For more information on lice consult the CDC web site on head lice.
No, residential swimming pools are regulated in Chapter 42, Swimming Pools, of the 2005 Indiana Residential Code. Residential swimming pools are Class 2 structures according to IC 22-12-1-5. Enforcement of the rule is the responsibility of local units of government. The residential building code is available here.
New regulations regarding ADA became effective on March 15, 2011. This document will provide a brief summary of the new regulations that pertain to swimming pools (public and semi-public, waterparks, wading, spas, and all other pools). It is for informational purposes only and not intended to be a complete description of this federal law.
Parents and others often ask if molluscum virus can be spread in swimming pools. There is also concern that it can be spread by sharing swimming equipment, pool toys, or towels.
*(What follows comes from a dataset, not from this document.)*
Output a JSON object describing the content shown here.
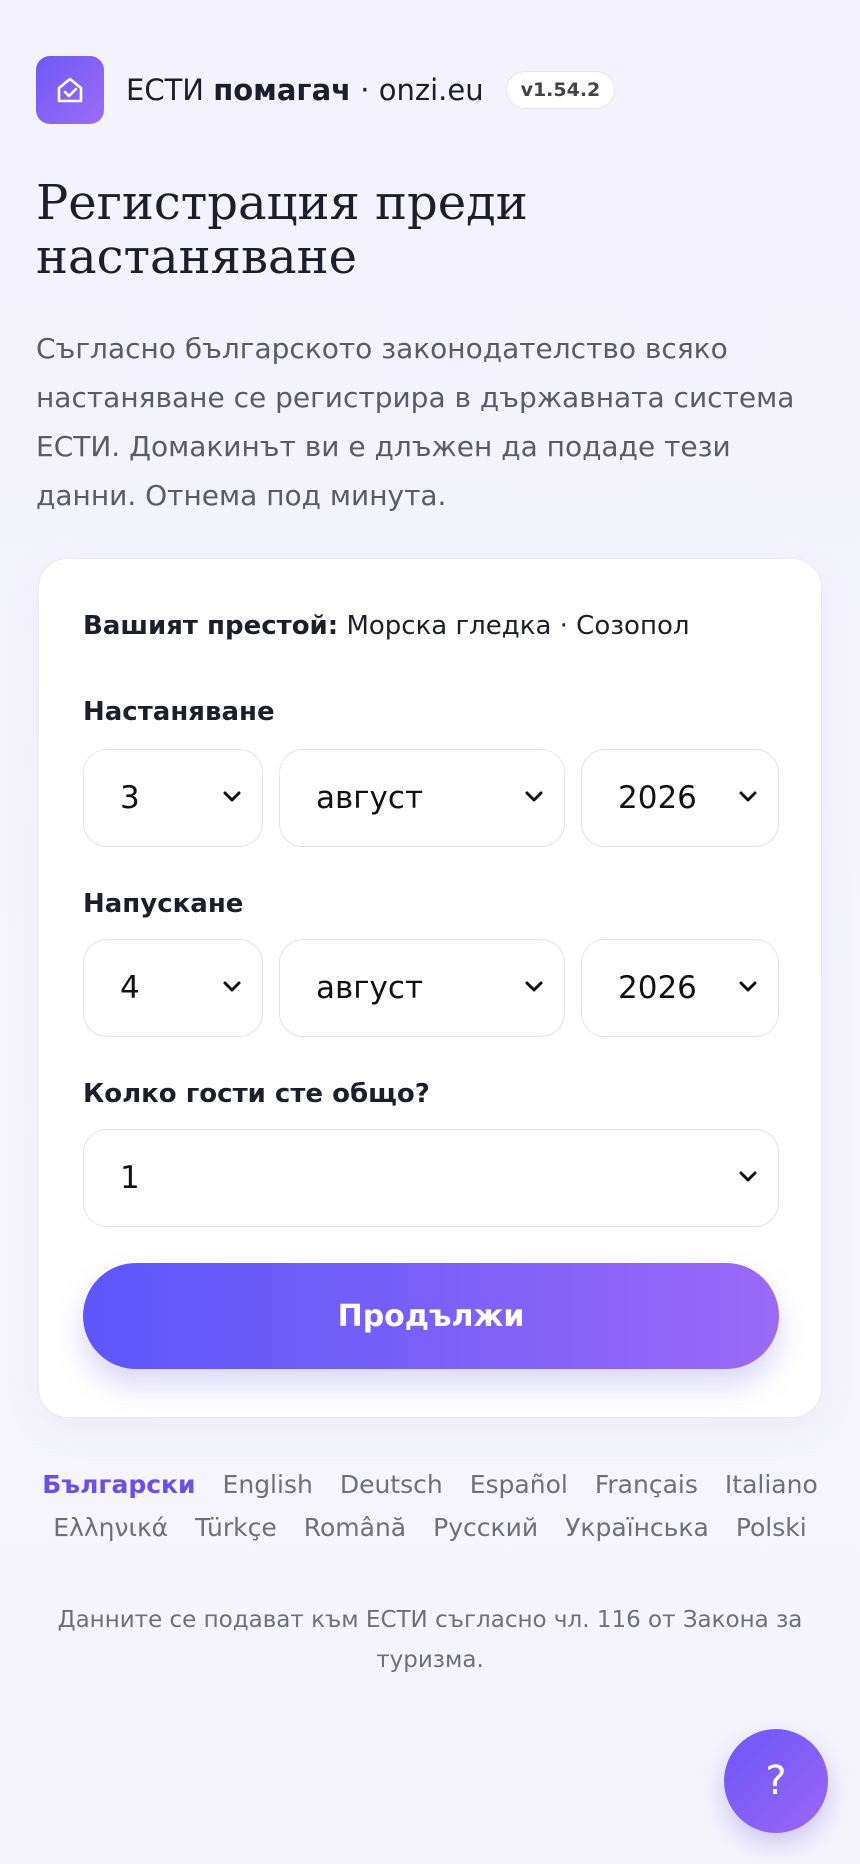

Some investigations report that spread of molluscum contagiosum is increased with swimming pool use. However, it has not been proven how or under what circumstances swimming pools might increase spread of the virus. Activities related to swimming might be the cause. For example, the virus might spread from one person to another if they share a towel or toys. More research is needed to understand if and for how long the molluscum virus can live in swimming pool water and if such water can infect swimmers.
Open sores and breaks in the skin can become infected by many different germs. Therefore, people with open sores or breaks from any cause should not go into swimming pools.
If a person has molluscum bumps, the following recommendations should be followed when swimming:
1. Cover all visible growths with watertight bandages.
2.Dispose of all used bandages at home.
3. Do not share towels, kick boards or other equipment, or toys.
For more information see the CDC web site on molluscum virus: Swimming Pools and Molluscum Contagiosum; Swimming Pools and Molluscum: Information for Parents and Swimmers; Recommendations: Patients with Molluscum Contagiosum and Swimming Pool Safety